The pork industry will be relying on the support of retailers and consumers as it moves to phase out the use of sow stalls over the next five years.
A new pig welfare code developed by the National Animal Welfare Advisory Committee will restrict use of the stalls within two years, to four weeks during pregnancy, and they will be banned by the end of 2015.
There will also be new time limits on the use of farrowing crates, used on most pig farms to contain the sows while they give birth and raise their piglets.
But there's no phase-out period for those, at this stage.
Agriculture Minister David Carter, who decided the final version of the code, says there's been intense public interest in the issue of pig welfare and he hopes the industry will see the new code as an opportunity..
"New Zealand imports a lot of its pork," he said "and there is now an opportunity for the industry to positively present itself with one of the highest welfare codes in the world and signal that to New Zealanders."
The Pork Industry Board is hoping that New Zealand consumers will recognise the distinction between domestic and imported pig meat.
It estimates that about 40% of sows are still kept in stalls during pregnancy, but that's reducing all the time.
Chief executive Sam McIvor says it will cost an estimated $20 million for those still using the stalls to phase them out, in rebuilding, extra staffing and other costs.
"We expect there will be a fall in productivity as farmers adjust and some will exit the industry, and will be replaced by imports," he said.
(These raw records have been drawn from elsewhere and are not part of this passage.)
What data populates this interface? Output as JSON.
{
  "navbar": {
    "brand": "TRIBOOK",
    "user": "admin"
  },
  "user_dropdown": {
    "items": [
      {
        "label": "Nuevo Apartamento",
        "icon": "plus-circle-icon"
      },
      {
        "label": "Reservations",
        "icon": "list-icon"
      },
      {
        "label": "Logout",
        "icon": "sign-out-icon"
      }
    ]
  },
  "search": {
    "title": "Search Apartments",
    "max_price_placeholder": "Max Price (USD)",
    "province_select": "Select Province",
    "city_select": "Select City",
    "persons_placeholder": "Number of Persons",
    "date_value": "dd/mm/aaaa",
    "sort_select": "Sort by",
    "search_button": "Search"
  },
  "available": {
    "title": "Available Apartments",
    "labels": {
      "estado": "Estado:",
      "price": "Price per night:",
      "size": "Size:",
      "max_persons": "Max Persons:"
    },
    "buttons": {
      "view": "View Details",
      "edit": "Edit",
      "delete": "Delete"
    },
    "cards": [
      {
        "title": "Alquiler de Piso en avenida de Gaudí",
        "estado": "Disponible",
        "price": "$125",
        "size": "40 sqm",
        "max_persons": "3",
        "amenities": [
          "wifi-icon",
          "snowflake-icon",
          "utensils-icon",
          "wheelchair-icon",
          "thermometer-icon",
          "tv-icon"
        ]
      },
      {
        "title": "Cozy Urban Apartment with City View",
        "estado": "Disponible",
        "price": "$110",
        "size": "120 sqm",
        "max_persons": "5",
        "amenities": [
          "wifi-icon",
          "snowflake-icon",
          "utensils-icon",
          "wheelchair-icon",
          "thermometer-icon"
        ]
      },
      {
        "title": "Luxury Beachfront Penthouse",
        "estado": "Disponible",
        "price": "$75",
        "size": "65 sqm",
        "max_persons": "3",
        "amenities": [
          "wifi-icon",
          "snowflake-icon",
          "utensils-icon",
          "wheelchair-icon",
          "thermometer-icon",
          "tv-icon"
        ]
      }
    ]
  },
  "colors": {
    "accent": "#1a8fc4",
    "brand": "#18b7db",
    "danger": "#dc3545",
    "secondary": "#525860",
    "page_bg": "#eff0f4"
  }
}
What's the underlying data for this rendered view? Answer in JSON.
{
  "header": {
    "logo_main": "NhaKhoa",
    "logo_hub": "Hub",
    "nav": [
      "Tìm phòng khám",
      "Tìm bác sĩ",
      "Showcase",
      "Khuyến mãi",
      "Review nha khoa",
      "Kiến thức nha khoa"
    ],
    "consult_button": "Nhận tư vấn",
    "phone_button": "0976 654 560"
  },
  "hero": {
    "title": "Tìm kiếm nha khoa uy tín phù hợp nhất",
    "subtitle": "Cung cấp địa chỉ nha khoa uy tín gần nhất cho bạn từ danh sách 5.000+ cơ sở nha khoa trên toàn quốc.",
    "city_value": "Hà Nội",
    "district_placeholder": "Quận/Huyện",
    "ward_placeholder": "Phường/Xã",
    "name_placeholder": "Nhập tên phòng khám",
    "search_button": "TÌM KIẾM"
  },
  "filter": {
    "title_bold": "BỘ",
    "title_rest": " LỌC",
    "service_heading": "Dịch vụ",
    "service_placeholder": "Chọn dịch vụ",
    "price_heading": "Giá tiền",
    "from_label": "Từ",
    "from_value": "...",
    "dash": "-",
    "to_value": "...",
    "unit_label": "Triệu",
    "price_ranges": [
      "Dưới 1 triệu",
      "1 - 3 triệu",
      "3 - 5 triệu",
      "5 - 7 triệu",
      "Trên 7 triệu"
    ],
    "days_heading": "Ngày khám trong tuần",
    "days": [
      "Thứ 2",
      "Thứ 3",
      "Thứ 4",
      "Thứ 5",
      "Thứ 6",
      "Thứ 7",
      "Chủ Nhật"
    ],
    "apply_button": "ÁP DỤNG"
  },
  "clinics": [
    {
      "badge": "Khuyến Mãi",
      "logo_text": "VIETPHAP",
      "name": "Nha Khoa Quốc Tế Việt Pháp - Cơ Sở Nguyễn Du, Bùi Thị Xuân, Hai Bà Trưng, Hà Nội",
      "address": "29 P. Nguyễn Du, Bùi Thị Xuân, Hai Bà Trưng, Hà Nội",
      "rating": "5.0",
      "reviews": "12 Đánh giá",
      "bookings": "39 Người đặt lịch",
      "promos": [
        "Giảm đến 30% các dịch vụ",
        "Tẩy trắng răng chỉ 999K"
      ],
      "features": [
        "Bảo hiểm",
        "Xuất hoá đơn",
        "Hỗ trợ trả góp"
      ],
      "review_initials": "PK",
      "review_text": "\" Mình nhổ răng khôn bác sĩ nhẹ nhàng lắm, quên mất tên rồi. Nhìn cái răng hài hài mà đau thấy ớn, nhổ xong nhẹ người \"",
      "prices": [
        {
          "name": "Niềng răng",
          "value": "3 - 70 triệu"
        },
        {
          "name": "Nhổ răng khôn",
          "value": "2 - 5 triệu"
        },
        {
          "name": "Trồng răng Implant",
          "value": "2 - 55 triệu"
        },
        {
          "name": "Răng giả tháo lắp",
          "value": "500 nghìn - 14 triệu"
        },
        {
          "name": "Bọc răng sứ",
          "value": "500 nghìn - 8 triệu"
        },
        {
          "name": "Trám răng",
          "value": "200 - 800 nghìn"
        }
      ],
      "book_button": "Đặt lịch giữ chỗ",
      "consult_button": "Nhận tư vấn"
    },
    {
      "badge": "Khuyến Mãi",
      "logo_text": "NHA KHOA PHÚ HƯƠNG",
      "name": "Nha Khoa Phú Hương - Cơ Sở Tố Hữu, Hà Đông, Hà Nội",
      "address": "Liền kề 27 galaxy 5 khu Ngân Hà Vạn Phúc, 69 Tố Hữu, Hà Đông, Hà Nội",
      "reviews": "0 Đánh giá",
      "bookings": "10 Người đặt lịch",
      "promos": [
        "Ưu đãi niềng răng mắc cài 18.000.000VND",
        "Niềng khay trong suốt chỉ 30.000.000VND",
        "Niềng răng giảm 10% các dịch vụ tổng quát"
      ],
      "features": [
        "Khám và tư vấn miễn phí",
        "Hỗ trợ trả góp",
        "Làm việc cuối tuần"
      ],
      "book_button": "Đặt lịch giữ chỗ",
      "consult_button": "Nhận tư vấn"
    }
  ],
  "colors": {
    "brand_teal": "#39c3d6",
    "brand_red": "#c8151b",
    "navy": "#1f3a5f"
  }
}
"We are asking New Zealand consumers to buy 100% pork bacon and ham.
The new code comes into force at the end of the week.